WKU adjusting benchmark institutions

Katherine Wade

After more than a decade of use, WKU is looking to update the list of benchmark institutions.

Benchmark institutions supply the university with a basis for comparison and a tool for creating goals and calculating performance.

President Gary Ransdell said the Council on Postsecondary Education put the current benchmark list in place more than a decade ago.

At the time, the funding model for the higher education budget in Kentucky was based on comparative data that the CPE had collected on what it considered to be peer institutions.

According to the 2011 WKU Factbook, this list is made up of WKU and 19 other universities in 14 states, including Ball State University, Indiana State University and Middle Tennessee State University.

This model was discontinued after a few years by the CPE, but WKU continued to use the benchmarks.

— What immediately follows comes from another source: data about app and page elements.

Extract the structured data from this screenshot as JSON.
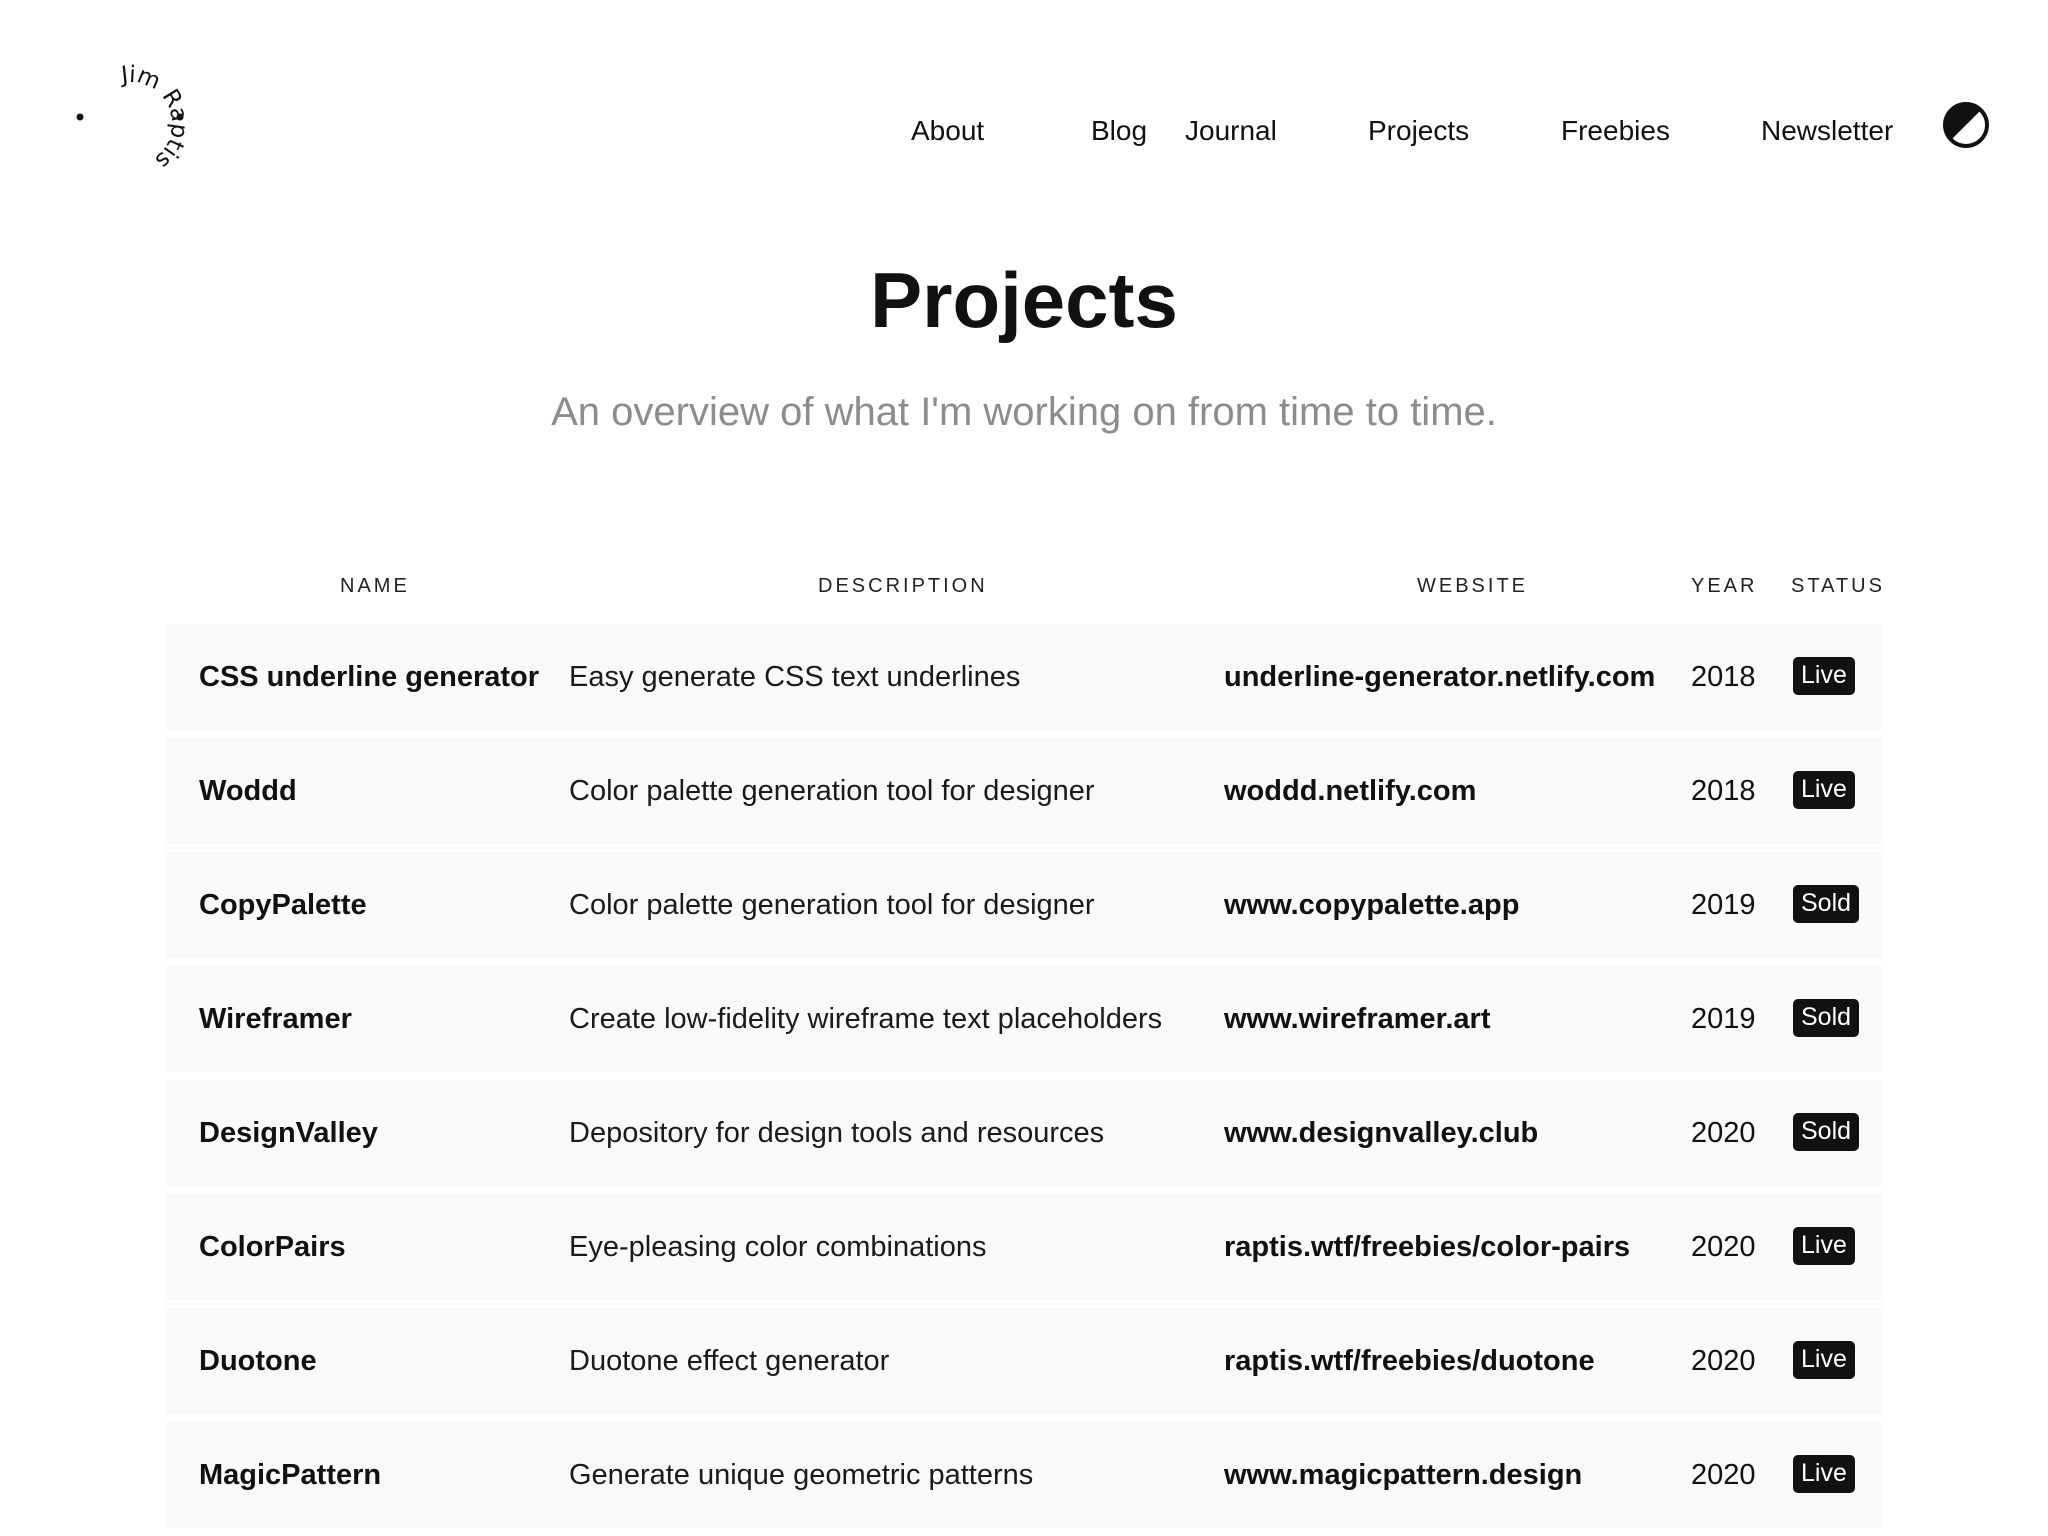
{
  "logo": {
    "text": "Jim Raptis"
  },
  "nav": {
    "items": [
      {
        "label": "About"
      },
      {
        "label": "Blog"
      },
      {
        "label": "Journal"
      },
      {
        "label": "Projects"
      },
      {
        "label": "Freebies"
      },
      {
        "label": "Newsletter"
      }
    ],
    "theme_toggle_icon": "half-circle-contrast-icon"
  },
  "header": {
    "title": "Projects",
    "subtitle": "An overview of what I'm working on from time to time."
  },
  "table": {
    "columns": [
      "NAME",
      "DESCRIPTION",
      "WEBSITE",
      "YEAR",
      "STATUS"
    ],
    "rows": [
      {
        "name": "CSS underline generator",
        "description": "Easy generate CSS text underlines",
        "website": "underline-generator.netlify.com",
        "year": "2018",
        "status": "Live"
      },
      {
        "name": "Woddd",
        "description": "Color palette generation tool for designer",
        "website": "woddd.netlify.com",
        "year": "2018",
        "status": "Live"
      },
      {
        "name": "CopyPalette",
        "description": "Color palette generation tool for designer",
        "website": "www.copypalette.app",
        "year": "2019",
        "status": "Sold"
      },
      {
        "name": "Wireframer",
        "description": "Create low-fidelity wireframe text placeholders",
        "website": "www.wireframer.art",
        "year": "2019",
        "status": "Sold"
      },
      {
        "name": "DesignValley",
        "description": "Depository for design tools and resources",
        "website": "www.designvalley.club",
        "year": "2020",
        "status": "Sold"
      },
      {
        "name": "ColorPairs",
        "description": "Eye-pleasing color combinations",
        "website": "raptis.wtf/freebies/color-pairs",
        "year": "2020",
        "status": "Live"
      },
      {
        "name": "Duotone",
        "description": "Duotone effect generator",
        "website": "raptis.wtf/freebies/duotone",
        "year": "2020",
        "status": "Live"
      },
      {
        "name": "MagicPattern",
        "description": "Generate unique geometric patterns",
        "website": "www.magicpattern.design",
        "year": "2020",
        "status": "Live"
      }
    ]
  },
  "colors": {
    "text": "#111111",
    "subtitle": "#8c8c8c",
    "row_background": "#f9f9f9",
    "badge_background": "#111111",
    "badge_text": "#ffffff"
  }
}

“We didn’t necessarily agree with all those benchmarks,” Ransdell said. “We felt like they weren’t aspirational enough. They were too much of a peer group rather than a group we were inspired and driven to compare with.”

Now, as the university works on implementing a new strategic planning process for 2012 through 2017, Ransdell has asked the Office of Institutional Research to identify a new list of benchmark institutions.

“We’d like to see a new set of benchmarks that’s more aspirational and more relevant to the progress we’ve made over the past dozen years,” Ransdell said.

Doug McElroy, associate vice-president for Academic Enrichment and Effectiveness, said the office has begun analysis to look at what the benchmarks should be going forward.

McElroy said it is important to re-evaluate an institution over time, especially when a new strategic planning process is underway.

“It allows you to see where you are right now, try to determine where you might like to go and therefore what it would take to get there,” he said.

McElroy said WKU looks really good in comparison to the current benchmarks.

Of the 20 total universities, WKU had the seventh highest undergraduate enrollment in fall 2010 and seventh highest number of full-time faculty members, with a student-to-teacher ratio of 19 to 1.

“We come out very competitive on most, if not all, the variables we looked at,” McElroy said.

The new set of benchmark institutions will be presented in the 2012 Fact Book.